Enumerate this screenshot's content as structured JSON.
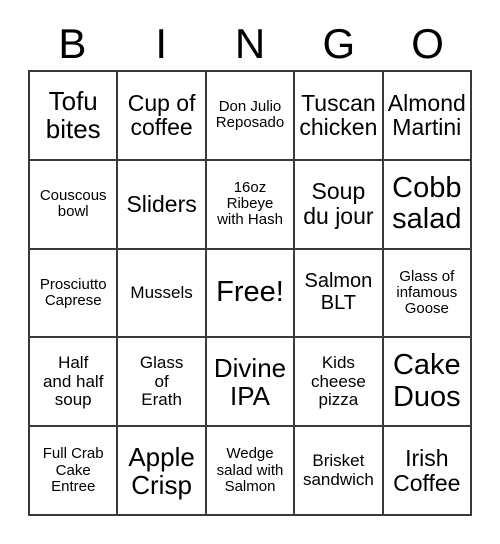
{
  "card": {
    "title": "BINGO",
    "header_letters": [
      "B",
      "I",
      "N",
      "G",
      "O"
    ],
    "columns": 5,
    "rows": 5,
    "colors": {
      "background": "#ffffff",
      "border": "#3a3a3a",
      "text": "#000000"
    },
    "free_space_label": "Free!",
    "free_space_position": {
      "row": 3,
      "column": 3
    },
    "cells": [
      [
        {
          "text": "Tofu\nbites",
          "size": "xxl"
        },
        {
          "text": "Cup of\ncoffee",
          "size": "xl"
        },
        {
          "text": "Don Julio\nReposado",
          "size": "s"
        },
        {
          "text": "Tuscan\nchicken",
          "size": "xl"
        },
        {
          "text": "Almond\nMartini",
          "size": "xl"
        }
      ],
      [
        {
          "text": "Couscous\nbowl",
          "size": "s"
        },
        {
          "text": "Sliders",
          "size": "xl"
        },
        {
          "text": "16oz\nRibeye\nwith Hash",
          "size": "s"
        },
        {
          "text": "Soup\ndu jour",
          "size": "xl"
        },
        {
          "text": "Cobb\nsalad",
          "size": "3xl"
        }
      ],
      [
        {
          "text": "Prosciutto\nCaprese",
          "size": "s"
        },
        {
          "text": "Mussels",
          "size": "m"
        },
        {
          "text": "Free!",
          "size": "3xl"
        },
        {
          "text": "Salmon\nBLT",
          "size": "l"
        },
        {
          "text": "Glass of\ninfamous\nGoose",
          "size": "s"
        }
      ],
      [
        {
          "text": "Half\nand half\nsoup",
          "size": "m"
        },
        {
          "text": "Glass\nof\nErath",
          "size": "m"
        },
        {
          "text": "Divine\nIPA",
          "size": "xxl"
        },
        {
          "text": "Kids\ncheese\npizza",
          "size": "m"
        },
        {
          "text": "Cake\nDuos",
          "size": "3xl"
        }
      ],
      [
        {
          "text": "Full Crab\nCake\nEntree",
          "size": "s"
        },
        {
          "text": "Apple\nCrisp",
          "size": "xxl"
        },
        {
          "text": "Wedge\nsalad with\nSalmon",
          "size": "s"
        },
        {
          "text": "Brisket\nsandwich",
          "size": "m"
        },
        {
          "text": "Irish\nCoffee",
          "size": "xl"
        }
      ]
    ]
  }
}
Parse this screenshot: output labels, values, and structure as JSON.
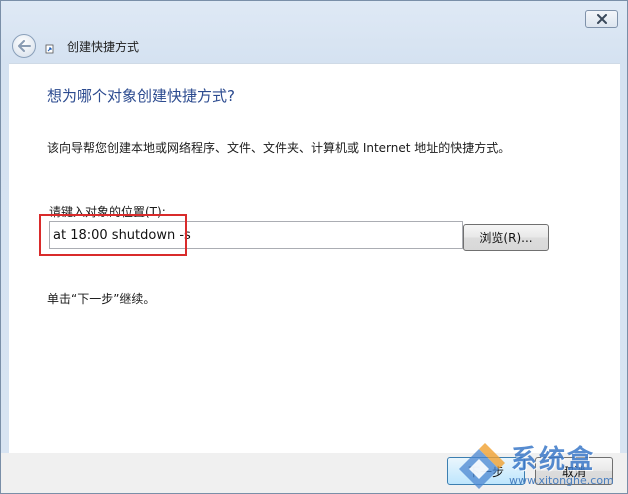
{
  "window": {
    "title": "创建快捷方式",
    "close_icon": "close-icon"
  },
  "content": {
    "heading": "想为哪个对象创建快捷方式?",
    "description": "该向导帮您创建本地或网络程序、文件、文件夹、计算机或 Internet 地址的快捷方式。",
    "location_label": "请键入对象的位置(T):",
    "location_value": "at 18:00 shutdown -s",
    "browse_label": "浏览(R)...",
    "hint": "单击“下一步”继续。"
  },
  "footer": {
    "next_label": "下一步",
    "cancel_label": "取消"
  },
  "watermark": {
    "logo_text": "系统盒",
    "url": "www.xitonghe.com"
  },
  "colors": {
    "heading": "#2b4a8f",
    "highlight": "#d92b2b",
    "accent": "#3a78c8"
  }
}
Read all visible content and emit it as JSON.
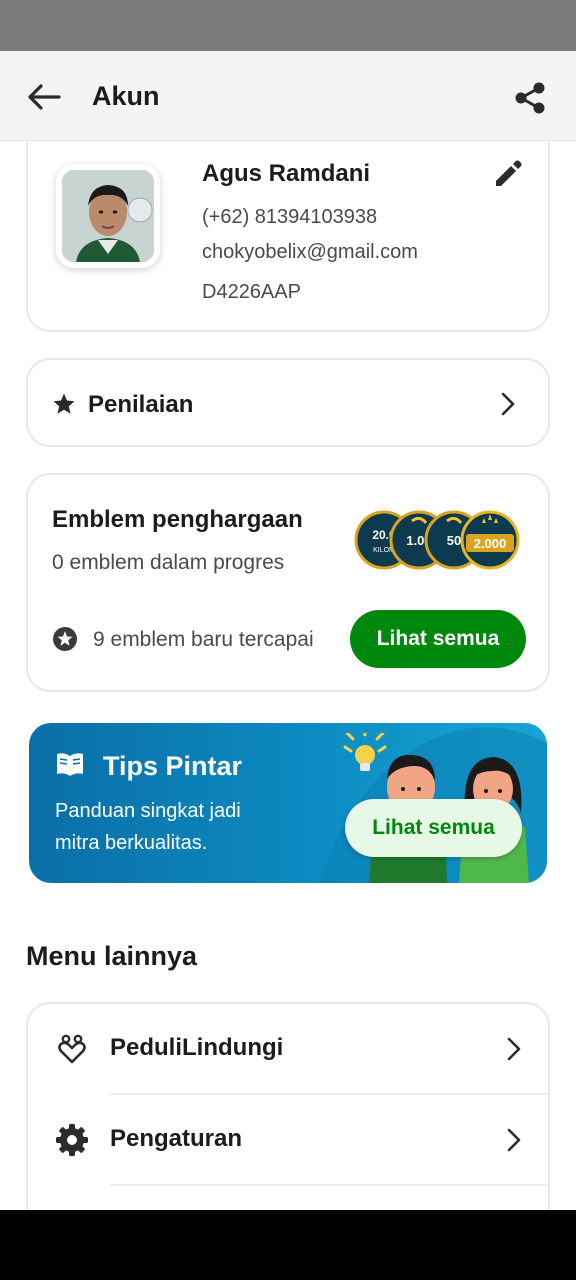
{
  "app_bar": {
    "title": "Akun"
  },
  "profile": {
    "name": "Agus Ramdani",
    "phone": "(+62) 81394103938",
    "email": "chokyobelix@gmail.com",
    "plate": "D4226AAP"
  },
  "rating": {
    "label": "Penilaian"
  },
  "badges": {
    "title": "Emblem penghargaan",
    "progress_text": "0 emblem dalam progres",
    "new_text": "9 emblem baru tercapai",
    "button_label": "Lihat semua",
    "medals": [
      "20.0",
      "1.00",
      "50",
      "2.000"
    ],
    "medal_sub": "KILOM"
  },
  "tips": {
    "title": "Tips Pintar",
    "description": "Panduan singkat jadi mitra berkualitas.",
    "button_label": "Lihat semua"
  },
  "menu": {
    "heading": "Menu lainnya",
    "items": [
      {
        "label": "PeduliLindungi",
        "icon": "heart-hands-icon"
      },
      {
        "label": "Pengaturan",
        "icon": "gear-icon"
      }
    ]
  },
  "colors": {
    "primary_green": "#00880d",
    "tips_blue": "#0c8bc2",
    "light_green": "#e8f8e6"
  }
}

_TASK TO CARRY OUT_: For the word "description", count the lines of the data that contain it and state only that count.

_RESULT OF THE TASK_: 2